Other Suggestions:

- C.S. Lewis Mere Christianity, and An Experiment in Criticism

- For Systematics the best reformation one is Philip Melanchthon's Loci Communes

- Modern lay level systematic Called to Believe by Dr. Steve Mueller (I studied systematics under Mueller, keep in mind this book is written for students who want to work in the church)

- Philosophy: Ayer Languge, Truth, and Logic Wittgenstein Tractatus Logico-Philosophicus

This is only the tip of the iceberg haha. What I tried to come up with is the intersection of faith, reason, and a basic look at a historical/systematic approach to doctrine.

user-inactivated  ·  391 days ago  ·  link  ·  

Bro, thank you both for the list and the podcast link. You've made my day.

extra_nos  ·  391 days ago  ·  link  ·  

No problem. I love making the podcast, and nearly every episode has a handful of book recommendations. We have covered the basics of Christian doctrine, Apologetics, and we have some great episodes on figures in church history. We are in our third year now, and this month I became the director of the 1517 podcasting network which I am launching in April.

Anytime you want more reading hit me up.

user-inactivated  ·  391 days ago  ·  link  ·  

I pretty much agree with everything you just said here. I think one of the difficult things for us to do, is appreciate the perspectives from other people. I don't mean appreciate like we would a gift, but appreciate as in understanding the nature of something. It's very easy for us to have a kneejerk reaction where because we outright reject someone else's axiom, we are tempted to find their perspective completely without merit and unworthy of consideration.

In some instances, this is really true. If the axiom that someone holds is completely toxic that the logic that stems from it is additionally toxic, we should reject the logic. Sometimes though, it's not true. For example, even though I'm not a Buddhist and I don't believe in Karma, I am still capable of appreciating the concept of Karma, how it feeds into their notions of spiritual development and morality, and how it can and cannot inform my perspective of any statement they have to make where Karma might be a core concept in that argument.
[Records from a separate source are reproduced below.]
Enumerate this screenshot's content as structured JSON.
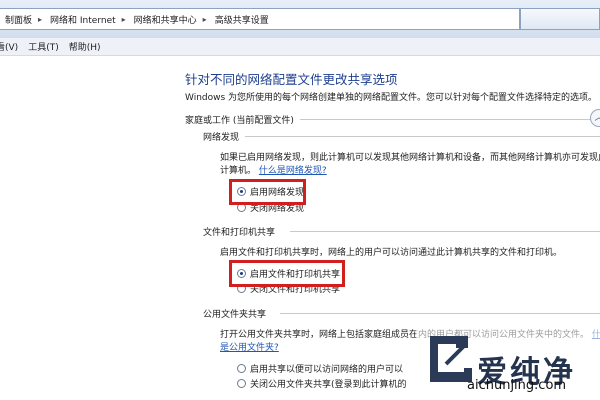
{
  "breadcrumb": [
    "制面板",
    "网络和 Internet",
    "网络和共享中心",
    "高级共享设置"
  ],
  "menu": [
    "看(V)",
    "工具(T)",
    "帮助(H)"
  ],
  "page": {
    "heading": "针对不同的网络配置文件更改共享选项",
    "intro": "Windows 为您所使用的每个网络创建单独的网络配置文件。您可以针对每个配置文件选择特定的选项。",
    "profile_label": "家庭或工作 (当前配置文件)"
  },
  "discovery": {
    "title": "网络发现",
    "desc_line1": "如果已启用网络发现，则此计算机可以发现其他网络计算机和设备，而其他网络计算机亦可发现此",
    "desc_line2": "计算机。",
    "link": "什么是网络发现?",
    "option_on": "启用网络发现",
    "option_off": "关闭网络发现",
    "selected": "on"
  },
  "printer_sharing": {
    "title": "文件和打印机共享",
    "desc": "启用文件和打印机共享时，网络上的用户可以访问通过此计算机共享的文件和打印机。",
    "option_on": "启用文件和打印机共享",
    "option_off": "关闭文件和打印机共享",
    "selected": "on"
  },
  "public_folder": {
    "title": "公用文件夹共享",
    "desc_line1": "打开公用文件夹共享时，网络上包括家庭组成员在内的用户都可以访问公用文件夹中的文件。",
    "desc_tail": "什么",
    "link": "是公用文件夹?",
    "option_on": "启用共享以便可以访问网络的用户可以",
    "option_off": "关闭公用文件夹共享(登录到此计算机的"
  },
  "watermark": {
    "brand": "爱纯净",
    "url": "aichunjing.com"
  },
  "colors": {
    "highlight": "#d11f1f",
    "heading": "#1e3f8f",
    "link": "#1f57b5"
  }
}
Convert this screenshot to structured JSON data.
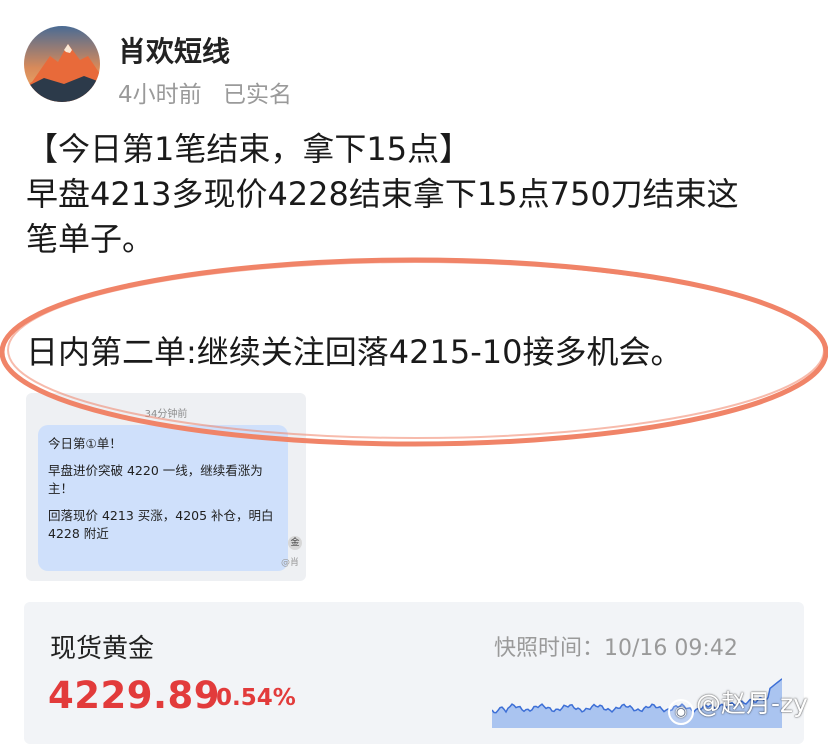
{
  "post": {
    "author": "肖欢短线",
    "time_ago": "4小时前",
    "verified_label": "已实名",
    "lines": [
      "【今日第1笔结束，拿下15点】",
      "早盘4213多现价4228结束拿下15点750刀结束这",
      "笔单子。",
      "日内第二单:继续关注回落4215-10接多机会。"
    ]
  },
  "quoted_image": {
    "time": "34分钟前",
    "paragraphs": [
      "今日第①单！",
      "早盘进价突破 4220 一线，继续看涨为主！",
      "回落现价 4213 买涨，4205 补仓，明白 4228 附近"
    ],
    "side_badge": "金",
    "side_tag": "@肖"
  },
  "quote": {
    "asset": "现货黄金",
    "price": "4229.89",
    "change": "0.54%",
    "snapshot_label": "快照时间：",
    "snapshot_time": "10/16  09:42",
    "colors": {
      "up": "#e23b3b",
      "line": "#3d6fd6",
      "fill": "#aac4f0"
    }
  },
  "annotation": {
    "color": "#f08468"
  },
  "watermark": {
    "handle": "@赵月-zy",
    "icon": "weibo-icon"
  }
}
If I metaphorically plug my ears and say "Lalala! Karma is dumb! Reincarnation is wrong! The progress of the human soul is linear and only goes in one direction! You're wrong!" I've put a severe hampering on the conversation and possibly the relationship of the person I'm conversing with. Where as, if I say, "I don't believe in Karma the way you do, but I see why you object to the idea of factory farming when you view the subject through the lens of your belief" all of the sudden the conversation goes better and I find myself looking at an old argument, through a new lens, potentially deepening my understanding of said argument and my personal position on it.

This applies in a lot of areas, not just religious, from personal relationships to public policies.